The MSM is convinced that Barack Obama “solved” his Reverend Jeremiah Wright problem and that his lead in the pledged delegate count, coupled with the failures of Michigan and Florida to agree on re-vote procedures, have doomed Hillary Clinton’s chances for the nomination. But there are weeks of primary races yet to go and all the decisive superdelegates have yet to commit to a candidate. So, although the MSM is ready to write her epitaph, Clinton still has an opportunity to halt the Obama coronation. How?
Her main task is to force regular primary voters and superdelegates to consider what would befall the Democrats if Obama can carry, at most, 30% of the white vote in the general election. That was roughly his total in Ohio and Texas (among Democratic primary voters) before the Wright revelations. In large measure she can accomplish this by an overpowering victory in Pennsylvania and by driving his vote among white, working-class voters downward.
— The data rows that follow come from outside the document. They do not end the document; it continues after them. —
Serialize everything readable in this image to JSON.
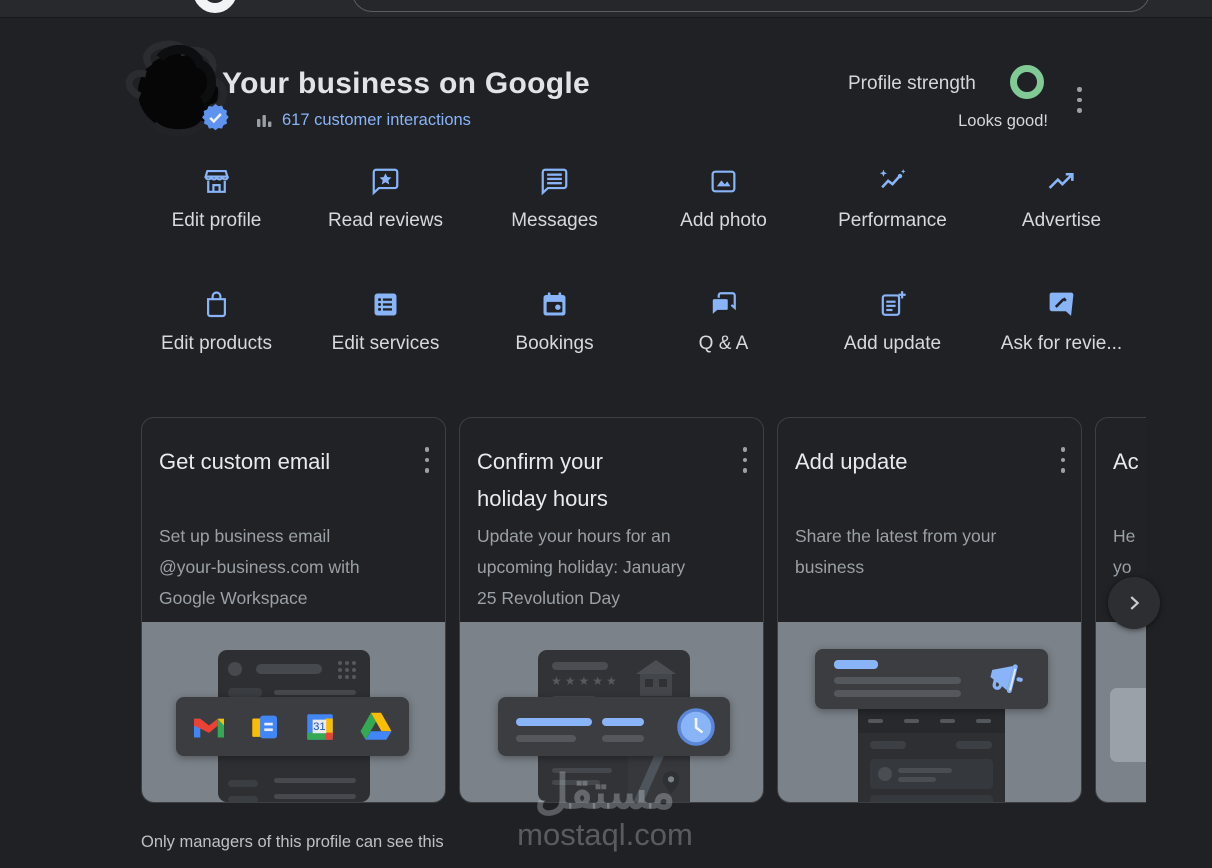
{
  "header": {
    "title": "Your business on Google",
    "interactions_link": "617 customer interactions",
    "profile_strength_label": "Profile strength",
    "profile_strength_status": "Looks good!"
  },
  "actions": {
    "row1": [
      {
        "label": "Edit profile",
        "icon": "storefront-icon"
      },
      {
        "label": "Read reviews",
        "icon": "review-star-bubble-icon"
      },
      {
        "label": "Messages",
        "icon": "message-bubble-icon"
      },
      {
        "label": "Add photo",
        "icon": "photo-icon"
      },
      {
        "label": "Performance",
        "icon": "performance-sparkline-icon"
      },
      {
        "label": "Advertise",
        "icon": "trending-up-icon"
      }
    ],
    "row2": [
      {
        "label": "Edit products",
        "icon": "shopping-bag-icon"
      },
      {
        "label": "Edit services",
        "icon": "list-box-icon"
      },
      {
        "label": "Bookings",
        "icon": "calendar-icon"
      },
      {
        "label": "Q & A",
        "icon": "forum-icon"
      },
      {
        "label": "Add update",
        "icon": "post-add-icon"
      },
      {
        "label": "Ask for revie...",
        "icon": "rate-review-icon"
      }
    ]
  },
  "cards": [
    {
      "title": "Get custom email",
      "description": "Set up business email @your-business.com with Google Workspace"
    },
    {
      "title": "Confirm your holiday hours",
      "description": "Update your hours for an upcoming holiday: January 25 Revolution Day"
    },
    {
      "title": "Add update",
      "description": "Share the latest from your business"
    },
    {
      "title": "Ac",
      "description_lines": [
        "He",
        "yo"
      ]
    }
  ],
  "illustrations": {
    "calendar_day": "31"
  },
  "footer": {
    "note": "Only managers of this profile can see this"
  },
  "watermark": {
    "line1": "مستقل",
    "line2": "mostaql.com"
  },
  "colors": {
    "accent_blue": "#8ab4f8",
    "strength_green": "#81c995",
    "illustration_bg": "#7b8289",
    "google_blue": "#4285f4",
    "google_red": "#ea4335",
    "google_yellow": "#fbbc04",
    "google_green": "#34a853"
  }
}
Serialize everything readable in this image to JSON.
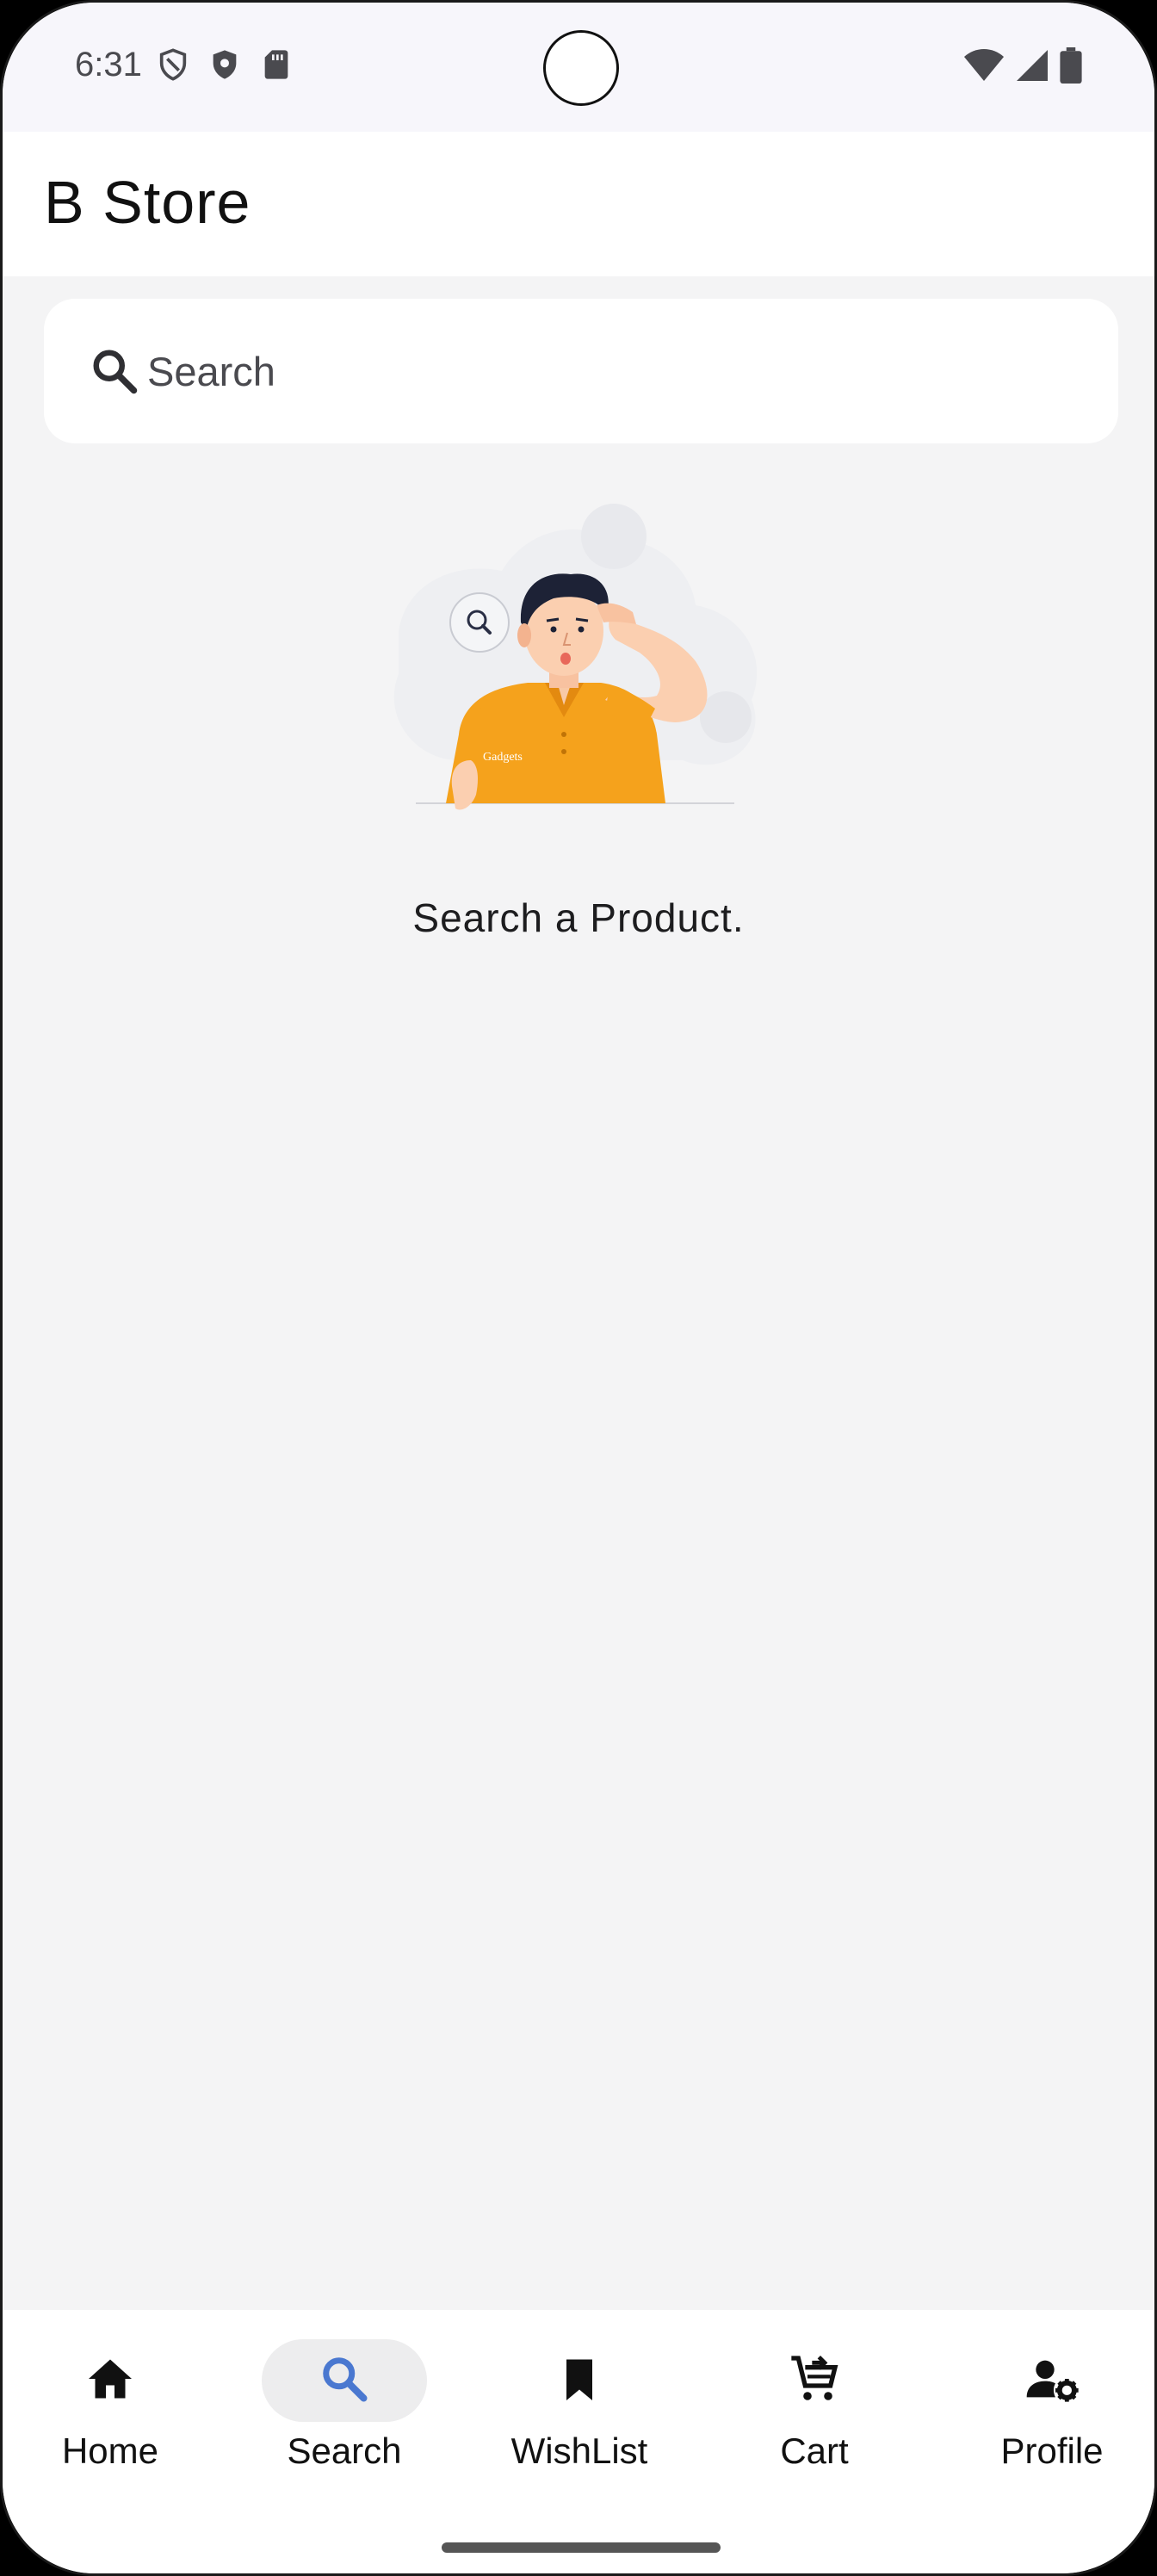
{
  "status_bar": {
    "time": "6:31",
    "left_icons": [
      "vpn-shield-icon",
      "shield-icon",
      "sd-card-icon"
    ],
    "right_icons": [
      "wifi-icon",
      "signal-icon",
      "battery-icon"
    ]
  },
  "app_bar": {
    "title": "B Store"
  },
  "search": {
    "placeholder": "Search",
    "icon": "search-icon"
  },
  "empty_state": {
    "illustration": "person-searching-illustration",
    "message": "Search a Product."
  },
  "bottom_nav": {
    "active": "Search",
    "accent_color": "#4a78d0",
    "items": [
      {
        "label": "Home",
        "icon": "home-icon"
      },
      {
        "label": "Search",
        "icon": "search-icon"
      },
      {
        "label": "WishList",
        "icon": "bookmark-icon"
      },
      {
        "label": "Cart",
        "icon": "cart-icon"
      },
      {
        "label": "Profile",
        "icon": "profile-settings-icon"
      }
    ]
  }
}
Hence, we saw junkyard dog Bill Clinton muse that a Clinton-McCain race would see two candidates that “love their country.” This is a swipe at Obama’s patriotism aimed squarely at those working class voters who don’t much appreciate Michelle Obama’s lack of pride in her country or Obama’s disparagement of Americans who wear a flag label pin.
Clinton would also do well to respond to Obama’s successful countercharge that her “experience,” especially in foreign affairs, is negligible. (The release of the White House schedules, as one might expect, did not show her to be in the Situation Room or negotiating with foreign leaders.) She might start by explaining what she learned (e.g. the necessity of using force at times, for example in Bosnia) rather than fabricating what she did. There is something to be said for observing firsthand the realities of threats to America. Her mistake was to pad her résumé.
Clinton might also seek to address the perception (deserved) that she surrounds herself with incompetent and mean-spirited flunkies whom she cannot manage. What to do? A thorough housecleaning of her campaign staff and a dismissal of the hapless Mark Penn might help.
Finally, Clinton might further deflate the Obama balloon by questioning his political courage. (The netroots are already miffed that he voted to continue Iraq war funding despite his stated misgivings about the war.) She has already planted the seeds: What about all those “present” votes in the Illinois state senate? Rather than criticize his speeches as empty rhetoric, Clinton would do better to characterize them as a poor substitute for courageous stands and a proven track record of bucking the status quo. That line has the advantage of provoking worries among the Democratic base (is he really going to stand up to Republicans and fight for the our agenda?) and suggesting to independents (who might be decisive in the remaining open primaries) that Obama is a follower, not a brave maverick.
At the very least, some of these steps might slow down the media rush to crown Obama.